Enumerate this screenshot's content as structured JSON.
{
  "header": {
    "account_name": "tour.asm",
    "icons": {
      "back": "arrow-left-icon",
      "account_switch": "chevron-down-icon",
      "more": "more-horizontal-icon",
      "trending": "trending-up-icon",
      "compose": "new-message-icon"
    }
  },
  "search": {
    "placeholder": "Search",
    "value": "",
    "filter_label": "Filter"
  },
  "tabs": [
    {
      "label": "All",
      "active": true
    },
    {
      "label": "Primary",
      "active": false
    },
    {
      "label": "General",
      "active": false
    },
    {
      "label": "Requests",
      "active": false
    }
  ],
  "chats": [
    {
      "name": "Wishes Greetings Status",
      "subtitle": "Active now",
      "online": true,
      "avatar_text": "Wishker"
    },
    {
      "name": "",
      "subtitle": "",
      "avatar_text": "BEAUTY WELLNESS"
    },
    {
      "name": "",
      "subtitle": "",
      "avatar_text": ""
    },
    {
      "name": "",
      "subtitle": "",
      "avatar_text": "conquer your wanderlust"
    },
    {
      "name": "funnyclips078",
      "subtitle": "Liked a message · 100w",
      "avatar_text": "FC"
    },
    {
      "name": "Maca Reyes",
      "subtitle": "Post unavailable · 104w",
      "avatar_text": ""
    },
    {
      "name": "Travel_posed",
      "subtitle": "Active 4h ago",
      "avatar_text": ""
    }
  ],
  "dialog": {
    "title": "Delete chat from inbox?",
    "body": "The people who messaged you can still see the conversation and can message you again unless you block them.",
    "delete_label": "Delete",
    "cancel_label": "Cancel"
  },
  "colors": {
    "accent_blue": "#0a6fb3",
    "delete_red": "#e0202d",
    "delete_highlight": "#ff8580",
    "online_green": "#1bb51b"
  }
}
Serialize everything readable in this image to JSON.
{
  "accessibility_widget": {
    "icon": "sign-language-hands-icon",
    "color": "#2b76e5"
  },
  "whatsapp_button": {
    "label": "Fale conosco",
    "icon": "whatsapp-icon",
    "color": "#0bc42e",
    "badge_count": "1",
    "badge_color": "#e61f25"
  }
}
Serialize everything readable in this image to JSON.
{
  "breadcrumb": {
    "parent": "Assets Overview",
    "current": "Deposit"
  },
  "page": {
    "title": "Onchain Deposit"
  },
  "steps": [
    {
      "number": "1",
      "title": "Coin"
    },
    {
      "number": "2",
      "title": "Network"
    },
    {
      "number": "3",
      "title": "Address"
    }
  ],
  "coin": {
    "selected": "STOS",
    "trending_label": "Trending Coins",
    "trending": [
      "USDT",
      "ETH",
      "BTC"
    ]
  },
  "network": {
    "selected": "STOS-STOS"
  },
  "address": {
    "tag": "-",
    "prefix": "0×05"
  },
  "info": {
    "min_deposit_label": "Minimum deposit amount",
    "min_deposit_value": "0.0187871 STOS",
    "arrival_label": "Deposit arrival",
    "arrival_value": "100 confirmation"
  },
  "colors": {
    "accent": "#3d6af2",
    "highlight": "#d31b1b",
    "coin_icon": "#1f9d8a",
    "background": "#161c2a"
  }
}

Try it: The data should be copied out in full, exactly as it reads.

Your solution:
Enumerate this screenshot's content as structured JSON.
{
  "header": {
    "account_name": "tour.asm",
    "icons": {
      "back": "arrow-left-icon",
      "account_switch": "chevron-down-icon",
      "more": "more-horizontal-icon",
      "trending": "trending-up-icon",
      "compose": "new-message-icon"
    }
  },
  "search": {
    "placeholder": "Search",
    "value": "",
    "filter_label": "Filter"
  },
  "tabs": [
    {
      "label": "All",
      "active": true
    },
    {
      "label": "Primary",
      "active": false
    },
    {
      "label": "General",
      "active": false
    },
    {
      "label": "Requests",
      "active": false
    }
  ],
  "chats": [
    {
      "name": "Wishes Greetings Status",
      "subtitle": "Active now",
      "online": true,
      "avatar_text": "Wishker"
    },
    {
      "name": "",
      "subtitle": "",
      "avatar_text": "BEAUTY WELLNESS"
    },
    {
      "name": "",
      "subtitle": "",
      "avatar_text": ""
    },
    {
      "name": "",
      "subtitle": "",
      "avatar_text": "conquer your wanderlust"
    },
    {
      "name": "funnyclips078",
      "subtitle": "Liked a message · 100w",
      "avatar_text": "FC"
    },
    {
      "name": "Maca Reyes",
      "subtitle": "Post unavailable · 104w",
      "avatar_text": ""
    },
    {
      "name": "Travel_posed",
      "subtitle": "Active 4h ago",
      "avatar_text": ""
    }
  ],
  "dialog": {
    "title": "Delete chat from inbox?",
    "body": "The people who messaged you can still see the conversation and can message you again unless you block them.",
    "delete_label": "Delete",
    "cancel_label": "Cancel"
  },
  "colors": {
    "accent_blue": "#0a6fb3",
    "delete_red": "#e0202d",
    "delete_highlight": "#ff8580",
    "online_green": "#1bb51b"
  }
}
Serialize everything readable in this image to JSON.
{
  "accessibility_widget": {
    "icon": "sign-language-hands-icon",
    "color": "#2b76e5"
  },
  "whatsapp_button": {
    "label": "Fale conosco",
    "icon": "whatsapp-icon",
    "color": "#0bc42e",
    "badge_count": "1",
    "badge_color": "#e61f25"
  }
}
Serialize everything readable in this image to JSON.
{
  "breadcrumb": {
    "parent": "Assets Overview",
    "current": "Deposit"
  },
  "page": {
    "title": "Onchain Deposit"
  },
  "steps": [
    {
      "number": "1",
      "title": "Coin"
    },
    {
      "number": "2",
      "title": "Network"
    },
    {
      "number": "3",
      "title": "Address"
    }
  ],
  "coin": {
    "selected": "STOS",
    "trending_label": "Trending Coins",
    "trending": [
      "USDT",
      "ETH",
      "BTC"
    ]
  },
  "network": {
    "selected": "STOS-STOS"
  },
  "address": {
    "tag": "-",
    "prefix": "0×05"
  },
  "info": {
    "min_deposit_label": "Minimum deposit amount",
    "min_deposit_value": "0.0187871 STOS",
    "arrival_label": "Deposit arrival",
    "arrival_value": "100 confirmation"
  },
  "colors": {
    "accent": "#3d6af2",
    "highlight": "#d31b1b",
    "coin_icon": "#1f9d8a",
    "background": "#161c2a"
  }
}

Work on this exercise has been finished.